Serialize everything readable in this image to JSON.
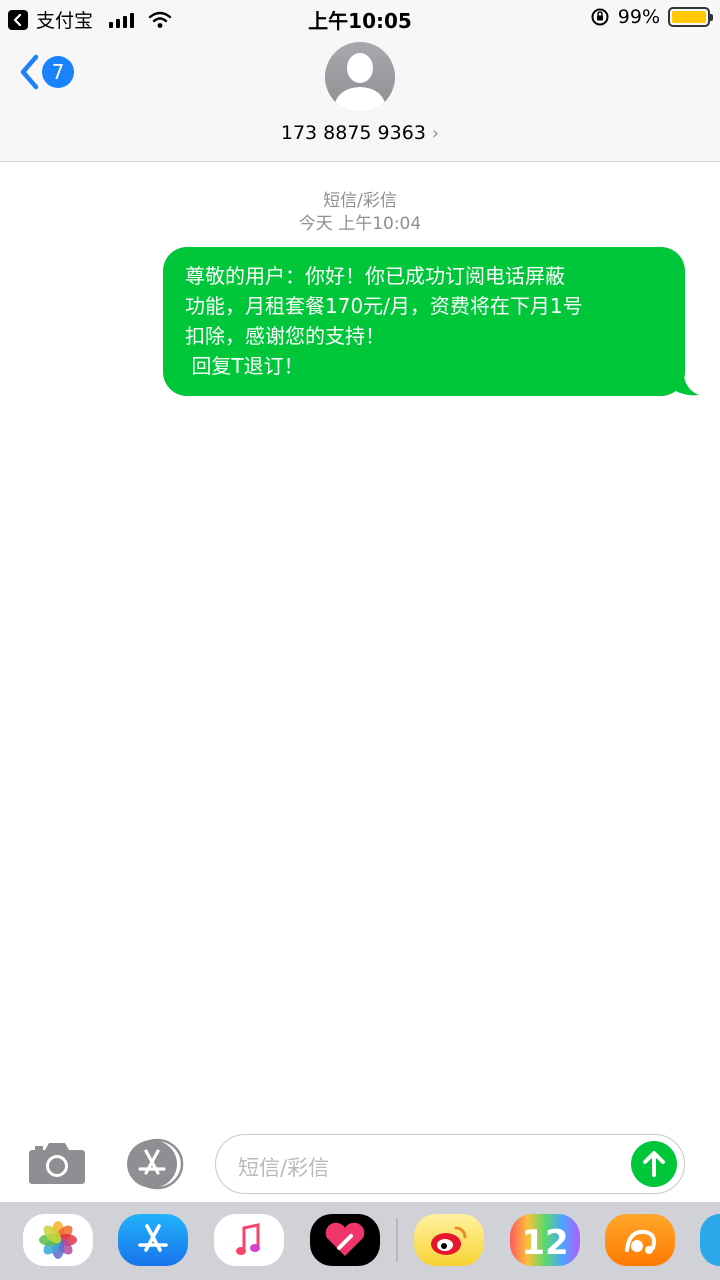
{
  "status_bar": {
    "back_app": "支付宝",
    "time": "上午10:05",
    "battery_percent": "99%",
    "battery_level": 0.99
  },
  "nav": {
    "back_badge": "7",
    "contact": "173 8875 9363"
  },
  "conversation": {
    "service_label": "短信/彩信",
    "timestamp": "今天 上午10:04",
    "message_lines": [
      "尊敬的用户：你好！你已成功订阅电话屏蔽",
      "功能，月租套餐170元/月，资费将在下月1号",
      "扣除，感谢您的支持！",
      " 回复T退订！"
    ]
  },
  "input": {
    "placeholder": "短信/彩信"
  },
  "app_strip": {
    "apps": [
      "photos-icon",
      "app-store-icon",
      "music-icon",
      "digital-touch-icon",
      "weibo-icon",
      "ios12-icon",
      "uc-browser-icon",
      "partial-app-icon"
    ],
    "weibo_text": "",
    "ios12_label": "12"
  },
  "colors": {
    "bubble": "#00c63a",
    "accent_blue": "#1a82fb",
    "header_bg": "#f7f7f7",
    "strip_bg": "#d1d2d7"
  }
}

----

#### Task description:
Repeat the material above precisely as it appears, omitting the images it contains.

#### Answer space:
Serialize everything readable in this image to JSON.
{
  "status_bar": {
    "back_app": "支付宝",
    "time": "上午10:05",
    "battery_percent": "99%",
    "battery_level": 0.99
  },
  "nav": {
    "back_badge": "7",
    "contact": "173 8875 9363"
  },
  "conversation": {
    "service_label": "短信/彩信",
    "timestamp": "今天 上午10:04",
    "message_lines": [
      "尊敬的用户：你好！你已成功订阅电话屏蔽",
      "功能，月租套餐170元/月，资费将在下月1号",
      "扣除，感谢您的支持！",
      " 回复T退订！"
    ]
  },
  "input": {
    "placeholder": "短信/彩信"
  },
  "app_strip": {
    "apps": [
      "photos-icon",
      "app-store-icon",
      "music-icon",
      "digital-touch-icon",
      "weibo-icon",
      "ios12-icon",
      "uc-browser-icon",
      "partial-app-icon"
    ],
    "weibo_text": "",
    "ios12_label": "12"
  },
  "colors": {
    "bubble": "#00c63a",
    "accent_blue": "#1a82fb",
    "header_bg": "#f7f7f7",
    "strip_bg": "#d1d2d7"
  }
}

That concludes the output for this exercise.